Trinity joins worldwide Nature Positive Universities Alliance committed to reversing biodiversity decline

Posted on: 08 December 2022

Through the Alliance, 111 Universities, including Trinity, have taken an official pledge and begun assessing their environmental impact, in order to make tailored actions to improve their ecological footprint on our planet.

Today at the UN Biodiversity Conference (COP15), the University of Oxford and UN Environment Programme (UNEP) announced the launch of the Nature Positive Universities Alliance, of which Trinity College Dublin is a member.

The alliance is a global network of universities that have made an official pledge to work towards a global Nature Positive goal in order to halt, prevent and reverse nature loss through addressing their own impacts and restoring ecosystems harmed by their activities. This push is part of the UN Decade on Ecosystem Restoration, a movement to avert climate catastrophe and mass extinction.

The Nature Positive Universities Alliance brings higher education institutions together to use their unique power and influence as drivers of positive change. Universities already carry out environmental and conservation research to help inform government and company action, but by publicly tackling their own supply chains and operational impacts on nature, universities can help guide the wider community on a path to address the twin climate and ecological crises.

Jane Stout, Vice-President for Biodiversity and Climate Action at Trinity College Dublin said:

“Trinity is committed to a sustainable and healthy planet and is embedding sustainability in everything we do: from world-class research across disciplines, our undergraduate and postgraduate curricula, to our campus and in how we operate. There are challenges, but by joining the Nature Positive Universities Alliance, we join an international effort to halt and reverse biodiversity loss.”

The initiative launches with 111 universities from 44 countries, who have made individual pledges to start a journey towards becoming nature positive. University pledges include four key elements: 1) Carrying out baseline assessments; 2) Setting specific, time limited and measurable targets for nature; 3) Taking bold action to reduce biodiversity impacts, protect and restore species and ecosystems, while influencing others to do the same; 4) Transparent annual reporting.

The initiative is part of the UN's Decade on Ecosystem Restoration and builds on the University of Oxford's experience in setting an ambitious target for biodiversity net gain by 2035 alongside net zero commitments. Oxford's Environmental Sustainability Strategy is founded on a study which quantified its environmental footprint and established a framework to address them.

Jane Hackett, Sustainability Manager at Trinity College Dublin said:

“In Trinity, we want to play our part toward biodiversity net gain, by providing thought leadership, responsible graduates, and cutting edge research that feeds into innovative policy and practice.
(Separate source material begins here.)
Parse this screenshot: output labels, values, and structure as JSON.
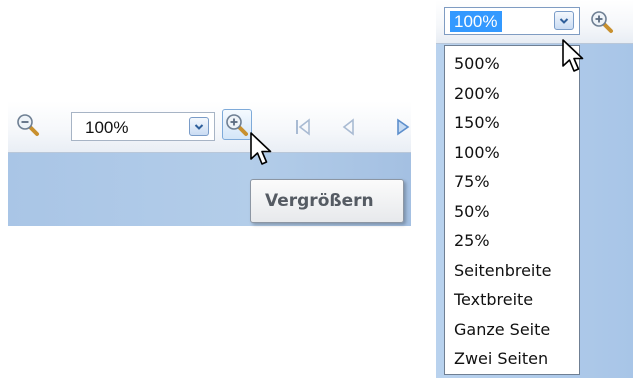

We also want to practice what we preach and develop a more healthy, nature positive, climate resilient campus.” 

All the founding universities announced today have pledged to assess their impacts to determine the most impactful initiatives to introduce, and to report on their progress. 

Trinity’s green campus is well known as a peaceful oasis within the bustling city of Dublin. Its natural spaces not only mitigate against the negative effects of the built environment (providing mental and physical health benefits for humans), but also serve as homes to a whole host of organisms.

However, biodiversity impacts extend beyond the campus and currently Trinity is assessing its wider impacts on biodiversity, following a University of Oxford “footprinting” approach.  This will enable development of a biodiversity strategy, which encompasses the whole of Trinity’s operations, including buildings, grounds, research, education and public and policy engagement. 

Jane Stout, Vice-President for Biodiversity and Climate Action at Trinity College Dublin said:

“People are much more aware of the climate crisis, but the biodiversity crisis, and what to do about it, is less well understood. Thus raising awareness, and increasing the knowledge and understanding of biodiversity loss and its consequences across staff and students in Trinity, as well as beyond Trinity, is a priority." 

People from a further 408 universities are already a part of the wider network, playing their part in bringing their universities closer to an official nature positive pledge, by developing research, lobbying their senior management and sharing case studies of their activities.

The Nature Positive Universities Alliance is calling on other Universities worldwide to join its collaborative network and to make an institutional Nature Positive pledge. Information on different ways for universities and their members to engage, or how to ask your university to consider making a pledge, can be found on the Nature Positive Universities website

Media Contact:

Katie Byrne | Public Affairs and Communications | | +353 1 896 4168


Thomas Deane | Media Relations | | +353 1 896 4685